* **Recorded data**:
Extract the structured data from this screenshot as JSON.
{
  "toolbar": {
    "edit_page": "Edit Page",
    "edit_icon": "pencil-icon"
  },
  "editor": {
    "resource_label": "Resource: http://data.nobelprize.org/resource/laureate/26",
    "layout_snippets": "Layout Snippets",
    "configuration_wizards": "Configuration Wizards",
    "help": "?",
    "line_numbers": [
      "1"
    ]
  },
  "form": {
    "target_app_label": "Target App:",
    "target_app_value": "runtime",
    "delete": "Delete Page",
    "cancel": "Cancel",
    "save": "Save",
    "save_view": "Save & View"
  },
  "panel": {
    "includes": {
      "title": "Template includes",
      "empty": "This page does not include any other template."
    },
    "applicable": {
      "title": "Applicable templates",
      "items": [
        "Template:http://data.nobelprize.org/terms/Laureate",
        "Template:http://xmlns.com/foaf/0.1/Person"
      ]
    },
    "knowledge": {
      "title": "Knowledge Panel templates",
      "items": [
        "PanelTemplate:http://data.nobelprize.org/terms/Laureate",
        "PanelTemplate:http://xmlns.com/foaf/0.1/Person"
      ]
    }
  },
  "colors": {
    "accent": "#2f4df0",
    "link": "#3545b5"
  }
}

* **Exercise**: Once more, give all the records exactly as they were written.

* **Reply**:
Extract the structured data from this screenshot as JSON.
{
  "toolbar": {
    "edit_page": "Edit Page",
    "edit_icon": "pencil-icon"
  },
  "editor": {
    "resource_label": "Resource: http://data.nobelprize.org/resource/laureate/26",
    "layout_snippets": "Layout Snippets",
    "configuration_wizards": "Configuration Wizards",
    "help": "?",
    "line_numbers": [
      "1"
    ]
  },
  "form": {
    "target_app_label": "Target App:",
    "target_app_value": "runtime",
    "delete": "Delete Page",
    "cancel": "Cancel",
    "save": "Save",
    "save_view": "Save & View"
  },
  "panel": {
    "includes": {
      "title": "Template includes",
      "empty": "This page does not include any other template."
    },
    "applicable": {
      "title": "Applicable templates",
      "items": [
        "Template:http://data.nobelprize.org/terms/Laureate",
        "Template:http://xmlns.com/foaf/0.1/Person"
      ]
    },
    "knowledge": {
      "title": "Knowledge Panel templates",
      "items": [
        "PanelTemplate:http://data.nobelprize.org/terms/Laureate",
        "PanelTemplate:http://xmlns.com/foaf/0.1/Person"
      ]
    }
  },
  "colors": {
    "accent": "#2f4df0",
    "link": "#3545b5"
  }
}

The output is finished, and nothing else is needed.